In 2006 and 2007 the TWC and citizen volunteers removed 27,000 pounds of scrap metal and 132 bags of trash from Sawmill Creek, including one large deposit of abandoned vehicles and assorted refuse from the creek's bank. Public education is helping to eliminate the public acceptance of using abandoned vehicles for stream bank stabilization and has increased the number of children and adults in the community who are aware of the habitat values of Sawmill Creek.
TWC believes that raising the profile of the creek and its impairment has helped to change the community's attitude about dumping in the creek and has decreased the prevalence of debris dumping and littering. In fact, TWC has seen no new large-scale dumping in the past few years.
The project partners successfully removed the majority of the debris originally impairing Sawmill Creek, and the creek is now meeting the water quality standard. Consequently, DEC removed debris from the list of impairments for Sawmill Creek in 2008. TWC performs periodic fish and benthic macroinvertebrates sampling to indicate in-stream water quality; while sampling, the group continues to visually monitor Sawmill Creek for debris.
Partners and Funding
Alaska DEC helped TWC organize events and Sawmill Creek restoration activities. The USFWS funded restoring a branch of the creek and subsequent monitoring work. The Alaska legislature provided more than $360,000 to replace culverts and restore the stream in 2008. TWC received two separate Alaska Clean Water Actions (ACWA) grants ($5,390 and $30,000) in 2007 that supported a number of efforts including assessing the watershed, monitoring associated with this assessment, removing debris, and stabilizing and revegetating stream banks. Section 319 funds are a component of ACWA grants and thus contributed to ACWA-funded projects.
Grants from EPA's Environmental Education program, the local Chilkoot Indian Association and the Charlotte Martin Foundation have funded education activities with students in the watershed. Students from the Haines Borough school district helped with a number of the cleanup events. Haines Borough provided equipment and operator time to remove larger items, such as cars, from the creek. Private landowners supported and helped with cleanup efforts on their property.

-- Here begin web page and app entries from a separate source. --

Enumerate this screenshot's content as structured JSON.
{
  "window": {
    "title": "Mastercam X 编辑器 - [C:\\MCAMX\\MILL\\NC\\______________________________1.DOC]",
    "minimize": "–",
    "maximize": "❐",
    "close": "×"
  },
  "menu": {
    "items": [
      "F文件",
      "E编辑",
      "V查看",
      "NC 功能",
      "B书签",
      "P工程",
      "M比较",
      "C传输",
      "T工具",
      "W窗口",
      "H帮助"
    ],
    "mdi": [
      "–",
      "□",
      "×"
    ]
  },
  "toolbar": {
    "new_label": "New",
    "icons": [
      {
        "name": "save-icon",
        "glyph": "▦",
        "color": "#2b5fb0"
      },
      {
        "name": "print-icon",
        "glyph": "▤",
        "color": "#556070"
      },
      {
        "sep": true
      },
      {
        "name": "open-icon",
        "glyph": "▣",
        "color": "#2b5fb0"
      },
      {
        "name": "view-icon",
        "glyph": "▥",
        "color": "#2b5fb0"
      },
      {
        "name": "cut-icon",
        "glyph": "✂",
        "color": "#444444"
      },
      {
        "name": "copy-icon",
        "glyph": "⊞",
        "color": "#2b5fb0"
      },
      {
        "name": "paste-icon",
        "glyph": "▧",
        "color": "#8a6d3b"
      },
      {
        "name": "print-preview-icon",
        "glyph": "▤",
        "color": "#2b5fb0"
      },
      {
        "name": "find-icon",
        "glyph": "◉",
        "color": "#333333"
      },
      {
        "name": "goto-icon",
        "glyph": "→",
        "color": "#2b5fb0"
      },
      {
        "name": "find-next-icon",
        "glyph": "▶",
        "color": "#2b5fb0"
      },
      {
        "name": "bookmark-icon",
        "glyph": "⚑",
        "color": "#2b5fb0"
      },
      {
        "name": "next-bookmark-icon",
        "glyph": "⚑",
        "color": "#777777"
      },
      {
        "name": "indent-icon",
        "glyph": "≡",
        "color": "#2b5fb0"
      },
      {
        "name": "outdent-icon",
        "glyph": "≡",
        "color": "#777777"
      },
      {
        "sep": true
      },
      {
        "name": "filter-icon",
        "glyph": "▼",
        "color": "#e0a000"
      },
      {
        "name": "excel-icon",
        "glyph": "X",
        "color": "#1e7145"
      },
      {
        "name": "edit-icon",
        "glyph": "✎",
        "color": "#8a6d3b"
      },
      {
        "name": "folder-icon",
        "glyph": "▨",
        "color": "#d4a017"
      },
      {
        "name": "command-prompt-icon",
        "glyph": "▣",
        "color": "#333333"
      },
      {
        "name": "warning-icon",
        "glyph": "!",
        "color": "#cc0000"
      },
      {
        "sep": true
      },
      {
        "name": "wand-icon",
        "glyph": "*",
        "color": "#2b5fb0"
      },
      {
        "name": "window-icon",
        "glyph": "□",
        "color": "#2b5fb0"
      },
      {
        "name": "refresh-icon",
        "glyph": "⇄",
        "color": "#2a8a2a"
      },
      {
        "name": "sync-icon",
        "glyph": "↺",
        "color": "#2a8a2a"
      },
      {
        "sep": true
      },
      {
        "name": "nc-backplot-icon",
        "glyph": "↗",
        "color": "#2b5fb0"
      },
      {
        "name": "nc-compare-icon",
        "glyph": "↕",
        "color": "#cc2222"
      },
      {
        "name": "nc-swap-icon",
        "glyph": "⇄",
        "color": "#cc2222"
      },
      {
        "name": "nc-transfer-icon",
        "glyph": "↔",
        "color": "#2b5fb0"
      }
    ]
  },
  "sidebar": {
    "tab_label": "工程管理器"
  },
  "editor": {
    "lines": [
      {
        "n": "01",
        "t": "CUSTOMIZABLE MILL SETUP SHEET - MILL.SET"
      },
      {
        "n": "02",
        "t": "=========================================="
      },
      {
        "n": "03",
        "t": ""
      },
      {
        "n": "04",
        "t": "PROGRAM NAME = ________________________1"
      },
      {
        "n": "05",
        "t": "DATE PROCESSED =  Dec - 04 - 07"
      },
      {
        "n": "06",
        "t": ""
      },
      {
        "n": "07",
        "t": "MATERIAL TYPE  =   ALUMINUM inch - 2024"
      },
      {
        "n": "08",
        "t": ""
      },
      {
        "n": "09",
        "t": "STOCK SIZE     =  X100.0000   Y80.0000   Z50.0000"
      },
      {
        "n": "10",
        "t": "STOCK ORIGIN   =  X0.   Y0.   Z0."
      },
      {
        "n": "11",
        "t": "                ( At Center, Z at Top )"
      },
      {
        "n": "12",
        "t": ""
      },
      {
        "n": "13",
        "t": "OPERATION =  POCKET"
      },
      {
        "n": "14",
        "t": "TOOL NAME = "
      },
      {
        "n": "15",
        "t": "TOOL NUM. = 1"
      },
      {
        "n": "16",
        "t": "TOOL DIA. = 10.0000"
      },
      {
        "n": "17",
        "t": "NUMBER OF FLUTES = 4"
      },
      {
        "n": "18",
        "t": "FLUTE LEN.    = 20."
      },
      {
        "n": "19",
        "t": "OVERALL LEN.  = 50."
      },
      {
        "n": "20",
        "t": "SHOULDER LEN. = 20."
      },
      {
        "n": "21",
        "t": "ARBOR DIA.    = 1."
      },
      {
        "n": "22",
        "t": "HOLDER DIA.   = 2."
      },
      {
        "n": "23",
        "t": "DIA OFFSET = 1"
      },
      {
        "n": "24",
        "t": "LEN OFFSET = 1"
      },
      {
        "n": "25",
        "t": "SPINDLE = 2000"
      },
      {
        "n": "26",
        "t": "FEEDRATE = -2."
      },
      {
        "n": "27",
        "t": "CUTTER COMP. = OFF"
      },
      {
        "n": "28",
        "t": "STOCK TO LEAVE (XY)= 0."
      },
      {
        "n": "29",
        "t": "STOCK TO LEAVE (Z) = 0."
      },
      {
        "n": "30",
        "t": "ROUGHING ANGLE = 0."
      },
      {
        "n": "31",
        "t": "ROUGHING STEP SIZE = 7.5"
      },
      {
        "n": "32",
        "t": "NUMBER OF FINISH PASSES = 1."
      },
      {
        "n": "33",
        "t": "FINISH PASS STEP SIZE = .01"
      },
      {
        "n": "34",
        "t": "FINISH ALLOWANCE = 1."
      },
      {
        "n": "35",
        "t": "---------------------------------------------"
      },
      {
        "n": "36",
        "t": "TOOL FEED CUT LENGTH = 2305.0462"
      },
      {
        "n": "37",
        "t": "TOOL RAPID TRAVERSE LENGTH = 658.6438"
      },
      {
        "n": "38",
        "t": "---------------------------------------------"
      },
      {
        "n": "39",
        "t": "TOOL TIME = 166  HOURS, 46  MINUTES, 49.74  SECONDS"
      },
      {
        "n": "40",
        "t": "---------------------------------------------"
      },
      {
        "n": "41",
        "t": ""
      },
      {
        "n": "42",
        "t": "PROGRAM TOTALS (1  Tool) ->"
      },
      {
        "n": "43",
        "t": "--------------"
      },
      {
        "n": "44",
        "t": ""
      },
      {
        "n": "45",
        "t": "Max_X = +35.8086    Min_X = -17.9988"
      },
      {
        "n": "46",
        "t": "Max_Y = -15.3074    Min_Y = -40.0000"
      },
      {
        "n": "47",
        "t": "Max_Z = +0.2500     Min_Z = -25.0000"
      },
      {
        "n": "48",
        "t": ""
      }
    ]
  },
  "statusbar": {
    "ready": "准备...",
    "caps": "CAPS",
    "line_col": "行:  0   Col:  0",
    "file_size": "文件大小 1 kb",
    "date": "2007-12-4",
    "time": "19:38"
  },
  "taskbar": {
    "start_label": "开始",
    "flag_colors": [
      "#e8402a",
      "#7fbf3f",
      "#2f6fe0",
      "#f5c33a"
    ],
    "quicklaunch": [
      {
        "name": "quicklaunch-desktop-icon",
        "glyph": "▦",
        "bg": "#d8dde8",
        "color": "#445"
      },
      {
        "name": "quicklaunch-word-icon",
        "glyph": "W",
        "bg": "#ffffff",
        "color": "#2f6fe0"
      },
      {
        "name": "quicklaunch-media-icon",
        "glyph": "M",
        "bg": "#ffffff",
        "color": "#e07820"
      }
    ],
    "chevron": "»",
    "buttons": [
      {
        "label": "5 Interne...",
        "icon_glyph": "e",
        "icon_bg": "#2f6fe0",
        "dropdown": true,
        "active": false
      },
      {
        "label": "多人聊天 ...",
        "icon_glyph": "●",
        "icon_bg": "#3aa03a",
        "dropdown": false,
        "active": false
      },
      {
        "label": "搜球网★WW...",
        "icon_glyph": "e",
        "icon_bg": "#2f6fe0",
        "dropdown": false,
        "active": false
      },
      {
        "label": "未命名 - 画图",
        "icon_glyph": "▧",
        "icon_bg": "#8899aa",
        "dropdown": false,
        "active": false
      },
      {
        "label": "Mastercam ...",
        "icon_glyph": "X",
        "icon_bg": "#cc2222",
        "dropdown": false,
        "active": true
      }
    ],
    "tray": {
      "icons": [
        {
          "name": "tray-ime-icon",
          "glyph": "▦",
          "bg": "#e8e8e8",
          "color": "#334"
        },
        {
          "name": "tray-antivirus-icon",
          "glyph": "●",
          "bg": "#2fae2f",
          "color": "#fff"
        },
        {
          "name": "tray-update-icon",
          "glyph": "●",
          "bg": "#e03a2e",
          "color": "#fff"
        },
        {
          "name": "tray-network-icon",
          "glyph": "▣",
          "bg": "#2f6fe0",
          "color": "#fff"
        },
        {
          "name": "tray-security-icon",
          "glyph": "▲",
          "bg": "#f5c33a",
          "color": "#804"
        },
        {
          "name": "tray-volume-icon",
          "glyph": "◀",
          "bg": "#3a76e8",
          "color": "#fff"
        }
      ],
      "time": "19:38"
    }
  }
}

An additional $15,000 in ACWA funding will support a 2009 discharge and sediment study. TWC is identifying habitat impairments and rehabilitation needs and forming a partnership with the Department of Fish and Game to set up stream gauging stations. Haines Borough has set aside $20,000 in funds to purchase land for conservation purposes in the watershed and funded a restoration plan for future work.